[Data about app and page elements]
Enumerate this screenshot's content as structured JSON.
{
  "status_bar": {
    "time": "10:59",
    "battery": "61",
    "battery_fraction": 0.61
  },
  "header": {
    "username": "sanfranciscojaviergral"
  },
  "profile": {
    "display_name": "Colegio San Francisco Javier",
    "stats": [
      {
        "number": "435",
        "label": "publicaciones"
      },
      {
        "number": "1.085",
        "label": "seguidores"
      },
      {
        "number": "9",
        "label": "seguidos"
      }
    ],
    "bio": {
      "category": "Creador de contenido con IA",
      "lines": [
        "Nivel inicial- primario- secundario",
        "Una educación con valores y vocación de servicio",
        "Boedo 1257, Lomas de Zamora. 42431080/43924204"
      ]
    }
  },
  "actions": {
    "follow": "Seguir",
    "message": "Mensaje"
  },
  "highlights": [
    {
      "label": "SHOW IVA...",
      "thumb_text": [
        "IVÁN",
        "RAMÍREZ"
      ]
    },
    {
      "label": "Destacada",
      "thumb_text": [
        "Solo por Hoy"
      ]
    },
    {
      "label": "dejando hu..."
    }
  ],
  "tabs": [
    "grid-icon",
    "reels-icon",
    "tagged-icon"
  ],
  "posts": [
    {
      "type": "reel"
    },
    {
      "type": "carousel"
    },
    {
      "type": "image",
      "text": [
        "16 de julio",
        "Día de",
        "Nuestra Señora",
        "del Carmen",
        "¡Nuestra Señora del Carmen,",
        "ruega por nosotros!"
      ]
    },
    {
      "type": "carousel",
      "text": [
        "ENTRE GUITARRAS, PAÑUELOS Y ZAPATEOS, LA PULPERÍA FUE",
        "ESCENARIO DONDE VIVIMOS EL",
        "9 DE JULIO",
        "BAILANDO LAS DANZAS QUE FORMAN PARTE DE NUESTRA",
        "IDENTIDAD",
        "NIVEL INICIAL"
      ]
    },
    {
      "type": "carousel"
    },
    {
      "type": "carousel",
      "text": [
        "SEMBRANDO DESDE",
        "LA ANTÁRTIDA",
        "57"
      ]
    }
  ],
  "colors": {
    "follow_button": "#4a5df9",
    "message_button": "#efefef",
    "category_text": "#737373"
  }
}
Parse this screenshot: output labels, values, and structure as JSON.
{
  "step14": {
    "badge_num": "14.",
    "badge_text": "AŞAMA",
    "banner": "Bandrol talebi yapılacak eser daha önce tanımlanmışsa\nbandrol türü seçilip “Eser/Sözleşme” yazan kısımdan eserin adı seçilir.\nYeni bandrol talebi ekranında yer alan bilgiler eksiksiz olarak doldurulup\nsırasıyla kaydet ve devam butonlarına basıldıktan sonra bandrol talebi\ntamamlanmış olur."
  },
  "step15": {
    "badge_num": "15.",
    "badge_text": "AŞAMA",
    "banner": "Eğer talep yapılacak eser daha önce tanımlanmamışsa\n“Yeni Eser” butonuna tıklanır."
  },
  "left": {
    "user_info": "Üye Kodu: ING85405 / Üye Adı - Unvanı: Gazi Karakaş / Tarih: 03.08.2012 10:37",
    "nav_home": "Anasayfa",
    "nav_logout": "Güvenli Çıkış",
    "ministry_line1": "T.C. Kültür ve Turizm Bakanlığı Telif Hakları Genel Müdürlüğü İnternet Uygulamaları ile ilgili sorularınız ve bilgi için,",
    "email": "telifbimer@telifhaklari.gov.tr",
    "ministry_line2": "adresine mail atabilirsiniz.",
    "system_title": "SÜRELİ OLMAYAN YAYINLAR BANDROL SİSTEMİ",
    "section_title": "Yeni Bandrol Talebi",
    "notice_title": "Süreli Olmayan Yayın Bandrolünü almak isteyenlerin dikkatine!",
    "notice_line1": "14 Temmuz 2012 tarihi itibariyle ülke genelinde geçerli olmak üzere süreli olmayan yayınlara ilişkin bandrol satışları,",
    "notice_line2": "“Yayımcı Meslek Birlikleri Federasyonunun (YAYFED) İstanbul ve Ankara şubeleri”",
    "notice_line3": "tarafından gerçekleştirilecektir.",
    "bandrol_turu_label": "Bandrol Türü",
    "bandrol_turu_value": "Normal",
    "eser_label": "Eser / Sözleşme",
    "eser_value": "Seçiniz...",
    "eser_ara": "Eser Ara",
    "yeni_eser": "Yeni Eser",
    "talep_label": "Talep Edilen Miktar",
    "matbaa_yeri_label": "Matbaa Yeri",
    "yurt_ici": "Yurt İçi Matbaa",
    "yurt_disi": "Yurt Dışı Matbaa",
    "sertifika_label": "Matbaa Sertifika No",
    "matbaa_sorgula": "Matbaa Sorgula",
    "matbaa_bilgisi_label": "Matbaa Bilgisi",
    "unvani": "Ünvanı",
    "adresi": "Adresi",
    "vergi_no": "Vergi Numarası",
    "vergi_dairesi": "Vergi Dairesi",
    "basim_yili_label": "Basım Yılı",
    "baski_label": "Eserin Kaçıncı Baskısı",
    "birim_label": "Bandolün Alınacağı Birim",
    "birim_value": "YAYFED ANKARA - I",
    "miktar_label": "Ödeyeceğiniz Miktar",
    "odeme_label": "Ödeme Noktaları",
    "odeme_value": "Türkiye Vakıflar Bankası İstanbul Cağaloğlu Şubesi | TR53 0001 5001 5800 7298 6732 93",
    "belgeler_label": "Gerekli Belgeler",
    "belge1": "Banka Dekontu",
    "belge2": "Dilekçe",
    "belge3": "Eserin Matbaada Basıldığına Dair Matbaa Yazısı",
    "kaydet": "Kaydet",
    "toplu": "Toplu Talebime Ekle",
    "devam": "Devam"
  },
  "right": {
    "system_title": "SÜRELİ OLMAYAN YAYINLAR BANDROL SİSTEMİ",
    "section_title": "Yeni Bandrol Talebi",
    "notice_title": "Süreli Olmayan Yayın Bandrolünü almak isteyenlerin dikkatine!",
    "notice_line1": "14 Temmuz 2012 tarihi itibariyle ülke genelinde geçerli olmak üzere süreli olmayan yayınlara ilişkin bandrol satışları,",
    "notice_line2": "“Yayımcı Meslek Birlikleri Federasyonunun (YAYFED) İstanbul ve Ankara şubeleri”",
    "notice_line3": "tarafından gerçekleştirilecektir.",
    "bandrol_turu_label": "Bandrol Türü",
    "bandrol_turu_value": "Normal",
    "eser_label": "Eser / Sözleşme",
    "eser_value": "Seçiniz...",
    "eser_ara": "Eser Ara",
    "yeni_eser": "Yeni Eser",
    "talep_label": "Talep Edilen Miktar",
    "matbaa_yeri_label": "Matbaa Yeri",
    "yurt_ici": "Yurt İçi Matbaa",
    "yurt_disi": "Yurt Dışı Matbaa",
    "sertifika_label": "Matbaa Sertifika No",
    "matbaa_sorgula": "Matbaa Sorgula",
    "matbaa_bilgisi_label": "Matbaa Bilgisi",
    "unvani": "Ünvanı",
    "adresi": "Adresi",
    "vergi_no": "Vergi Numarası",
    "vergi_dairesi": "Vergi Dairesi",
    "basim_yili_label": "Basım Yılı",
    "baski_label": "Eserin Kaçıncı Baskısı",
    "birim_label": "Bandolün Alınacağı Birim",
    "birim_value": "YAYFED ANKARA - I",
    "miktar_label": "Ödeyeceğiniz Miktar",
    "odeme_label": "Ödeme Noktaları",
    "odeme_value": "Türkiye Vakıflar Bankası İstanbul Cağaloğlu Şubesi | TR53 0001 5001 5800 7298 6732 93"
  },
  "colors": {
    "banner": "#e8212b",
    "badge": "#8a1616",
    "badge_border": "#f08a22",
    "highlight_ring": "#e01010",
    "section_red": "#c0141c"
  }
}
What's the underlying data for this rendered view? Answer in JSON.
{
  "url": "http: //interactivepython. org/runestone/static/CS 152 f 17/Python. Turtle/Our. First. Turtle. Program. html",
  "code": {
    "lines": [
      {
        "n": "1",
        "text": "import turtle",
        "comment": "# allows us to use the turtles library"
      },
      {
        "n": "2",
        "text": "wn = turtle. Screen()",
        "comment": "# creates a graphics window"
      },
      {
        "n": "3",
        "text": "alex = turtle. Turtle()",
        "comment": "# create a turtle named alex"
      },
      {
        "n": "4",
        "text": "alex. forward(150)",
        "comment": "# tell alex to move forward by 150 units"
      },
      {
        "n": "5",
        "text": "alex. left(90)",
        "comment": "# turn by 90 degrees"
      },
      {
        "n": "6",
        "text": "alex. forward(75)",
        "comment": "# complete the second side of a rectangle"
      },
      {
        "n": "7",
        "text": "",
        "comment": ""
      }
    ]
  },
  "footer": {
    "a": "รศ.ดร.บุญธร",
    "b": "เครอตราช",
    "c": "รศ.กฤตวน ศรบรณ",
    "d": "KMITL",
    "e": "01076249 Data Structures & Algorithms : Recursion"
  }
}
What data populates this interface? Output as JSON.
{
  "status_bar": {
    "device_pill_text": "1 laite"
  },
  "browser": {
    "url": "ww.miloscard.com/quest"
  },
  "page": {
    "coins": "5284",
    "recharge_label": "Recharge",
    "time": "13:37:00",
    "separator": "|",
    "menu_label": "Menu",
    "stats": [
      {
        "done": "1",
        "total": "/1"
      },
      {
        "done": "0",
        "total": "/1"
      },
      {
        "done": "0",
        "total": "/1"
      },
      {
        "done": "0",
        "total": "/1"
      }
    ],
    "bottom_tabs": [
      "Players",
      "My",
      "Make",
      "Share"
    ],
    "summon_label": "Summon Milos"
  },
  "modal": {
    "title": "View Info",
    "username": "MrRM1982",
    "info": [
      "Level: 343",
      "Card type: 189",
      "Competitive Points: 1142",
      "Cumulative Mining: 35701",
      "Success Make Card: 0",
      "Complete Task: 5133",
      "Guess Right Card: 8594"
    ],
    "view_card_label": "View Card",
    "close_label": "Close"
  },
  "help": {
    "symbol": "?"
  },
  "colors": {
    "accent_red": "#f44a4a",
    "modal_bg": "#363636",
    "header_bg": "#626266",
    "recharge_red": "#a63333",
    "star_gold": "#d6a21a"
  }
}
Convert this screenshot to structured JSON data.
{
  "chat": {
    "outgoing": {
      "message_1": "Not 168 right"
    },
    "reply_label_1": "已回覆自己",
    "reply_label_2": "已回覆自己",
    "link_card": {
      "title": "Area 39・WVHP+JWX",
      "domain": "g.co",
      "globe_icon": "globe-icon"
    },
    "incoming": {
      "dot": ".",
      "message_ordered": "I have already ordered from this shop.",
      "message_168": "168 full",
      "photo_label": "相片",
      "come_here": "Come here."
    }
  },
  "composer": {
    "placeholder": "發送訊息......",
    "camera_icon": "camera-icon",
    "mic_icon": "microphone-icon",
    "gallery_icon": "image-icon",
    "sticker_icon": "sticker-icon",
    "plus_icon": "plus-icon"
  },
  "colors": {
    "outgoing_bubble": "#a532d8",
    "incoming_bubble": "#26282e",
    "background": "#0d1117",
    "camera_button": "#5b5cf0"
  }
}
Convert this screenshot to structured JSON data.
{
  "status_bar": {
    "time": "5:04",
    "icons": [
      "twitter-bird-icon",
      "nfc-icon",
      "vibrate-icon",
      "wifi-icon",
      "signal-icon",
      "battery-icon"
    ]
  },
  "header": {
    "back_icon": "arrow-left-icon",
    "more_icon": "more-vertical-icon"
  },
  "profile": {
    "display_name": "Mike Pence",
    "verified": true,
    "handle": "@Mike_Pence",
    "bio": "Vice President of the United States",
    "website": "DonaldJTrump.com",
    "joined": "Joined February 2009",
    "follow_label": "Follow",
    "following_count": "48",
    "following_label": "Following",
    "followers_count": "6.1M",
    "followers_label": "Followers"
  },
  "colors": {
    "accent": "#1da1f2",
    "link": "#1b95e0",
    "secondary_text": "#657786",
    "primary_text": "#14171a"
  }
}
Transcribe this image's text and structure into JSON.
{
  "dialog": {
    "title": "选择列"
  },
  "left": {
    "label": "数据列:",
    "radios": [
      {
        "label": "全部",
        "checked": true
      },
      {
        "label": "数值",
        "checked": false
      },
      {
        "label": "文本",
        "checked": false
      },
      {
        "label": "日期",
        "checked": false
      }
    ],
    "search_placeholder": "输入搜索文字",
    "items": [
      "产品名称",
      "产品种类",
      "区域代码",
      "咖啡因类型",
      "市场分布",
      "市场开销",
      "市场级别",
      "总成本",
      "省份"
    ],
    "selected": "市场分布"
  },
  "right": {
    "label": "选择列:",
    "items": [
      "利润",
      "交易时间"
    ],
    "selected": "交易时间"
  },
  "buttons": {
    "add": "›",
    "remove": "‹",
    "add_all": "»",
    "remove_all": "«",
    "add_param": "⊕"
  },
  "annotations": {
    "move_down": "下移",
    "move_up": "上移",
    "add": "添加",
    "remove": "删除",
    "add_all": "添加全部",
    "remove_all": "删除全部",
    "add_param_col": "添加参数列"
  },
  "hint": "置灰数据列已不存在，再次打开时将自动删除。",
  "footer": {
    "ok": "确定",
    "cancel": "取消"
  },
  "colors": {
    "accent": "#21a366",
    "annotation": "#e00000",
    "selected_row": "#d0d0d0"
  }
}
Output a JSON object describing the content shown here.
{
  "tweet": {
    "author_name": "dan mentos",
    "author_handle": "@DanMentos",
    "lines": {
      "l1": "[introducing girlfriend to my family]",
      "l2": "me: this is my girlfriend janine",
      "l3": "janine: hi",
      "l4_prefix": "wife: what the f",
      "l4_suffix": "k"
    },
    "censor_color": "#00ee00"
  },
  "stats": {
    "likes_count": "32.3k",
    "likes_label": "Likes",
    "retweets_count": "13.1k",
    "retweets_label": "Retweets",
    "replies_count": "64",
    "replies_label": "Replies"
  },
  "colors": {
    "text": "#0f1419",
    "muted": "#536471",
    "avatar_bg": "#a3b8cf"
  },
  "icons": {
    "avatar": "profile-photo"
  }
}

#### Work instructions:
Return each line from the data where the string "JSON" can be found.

#### Result for this exercise:
Enumerate this screenshot's content as structured JSON.
Parse this screenshot: output labels, values, and structure as JSON.
What's the underlying data for this rendered view? Answer in JSON.
What data populates this interface? Output as JSON.
Convert this screenshot to structured JSON data.
Convert this screenshot to structured JSON data.
Transcribe this image's text and structure into JSON.
Output a JSON object describing the content shown here.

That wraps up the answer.